backlit with sky—

in every year, some go.
Some ends arrive with force: the papers warn
with pictures, after every storm,
of fallen branches, hollow at the heart,
or great trunks snapped apart,
battering cars and houses with the blows.
(We knew, but now we know.)

Some ends are quiet: the red
stripes appearing, like a garotting wound,
on trunks where the inspectors found
beetles in bark, bare limbs lurking in shade.
The tree crew and the chainsaw blade
will come—we know now—soon—
The stripe says, This is dead.

They make short work of things
with sweat and cherry pickers, saws and zeal
rope and rappelling acrobatic skill
and limb-shredding machines.
Only the stump remains
and is soon sawdust: nothing left to chance
but next year’s fairy rings.

No help for it, then.
This cut to sky, this coring of the heart.
These trees too far apart.
This just delivered balled-and-burlapped stick,
its trunk two inches thick,
decades from beauty.
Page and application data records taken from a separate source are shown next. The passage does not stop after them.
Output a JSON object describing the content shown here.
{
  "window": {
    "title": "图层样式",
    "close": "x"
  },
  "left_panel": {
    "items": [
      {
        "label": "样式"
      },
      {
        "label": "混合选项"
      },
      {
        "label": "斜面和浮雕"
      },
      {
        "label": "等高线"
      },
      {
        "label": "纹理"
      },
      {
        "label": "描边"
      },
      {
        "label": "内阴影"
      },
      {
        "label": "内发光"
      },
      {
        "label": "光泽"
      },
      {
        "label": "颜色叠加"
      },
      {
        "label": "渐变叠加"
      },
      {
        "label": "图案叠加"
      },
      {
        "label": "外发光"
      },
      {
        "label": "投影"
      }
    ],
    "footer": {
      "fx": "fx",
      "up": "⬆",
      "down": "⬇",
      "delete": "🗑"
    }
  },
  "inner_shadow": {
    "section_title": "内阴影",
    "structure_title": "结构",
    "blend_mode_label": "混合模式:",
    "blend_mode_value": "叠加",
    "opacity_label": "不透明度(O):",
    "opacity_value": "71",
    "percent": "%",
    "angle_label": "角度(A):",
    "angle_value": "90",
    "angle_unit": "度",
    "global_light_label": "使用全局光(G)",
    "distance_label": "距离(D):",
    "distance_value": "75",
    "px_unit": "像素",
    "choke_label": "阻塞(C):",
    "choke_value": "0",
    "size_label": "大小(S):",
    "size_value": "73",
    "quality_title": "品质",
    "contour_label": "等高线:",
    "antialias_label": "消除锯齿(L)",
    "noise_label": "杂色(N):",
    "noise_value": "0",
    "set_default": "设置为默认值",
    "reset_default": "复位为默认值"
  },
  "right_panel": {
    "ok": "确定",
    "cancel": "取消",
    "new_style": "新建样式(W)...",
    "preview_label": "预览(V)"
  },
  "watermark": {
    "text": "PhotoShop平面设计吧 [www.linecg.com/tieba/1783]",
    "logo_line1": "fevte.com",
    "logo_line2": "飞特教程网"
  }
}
What we always knew:
We start again.

Maryann Corbett writes: “All day today I’ve been hearing, and sometimes watching, the process of the removal of my neighbor’s enormous elm, which peeled apart suddenly in a recent storm, exposing a hollow core. I was reminded that I’ve seen this process so many times in my city that it prompted a poem over a decade ago, and it’s a poem I’m happy to remember. It first appeared in The Lyric and is included in my second book, Credo for the Checkout Line in Winter.”

Maryann Corbett earned a doctorate in English from the University of Minnesota in 1981 and expected to be teaching Beowulf and Chaucer and the history of the English language. Instead, she spent almost thirty-five years working for the Office of the Revisor of Statutes of the Minnesota Legislature, helping attorneys to write in plain English and coordinating the creating of finding aids for the law. She returned to writing poetry after thirty years away from the craft in 2005 and is now the author of two chapbooks, five full-length collections already published, and a forthcoming book. Her fifth book, In Code, contains the poems about her years with the Revisor’s Office. Her work has won the Willis Barnstone Translation Prize, has appeared in many journals on both sides of the Atlantic, and is included in anthologies like Measure for Measure: An Anthology of Poetic Meters and The Best American Poetry 2018.

Her web page: maryanncorbett.com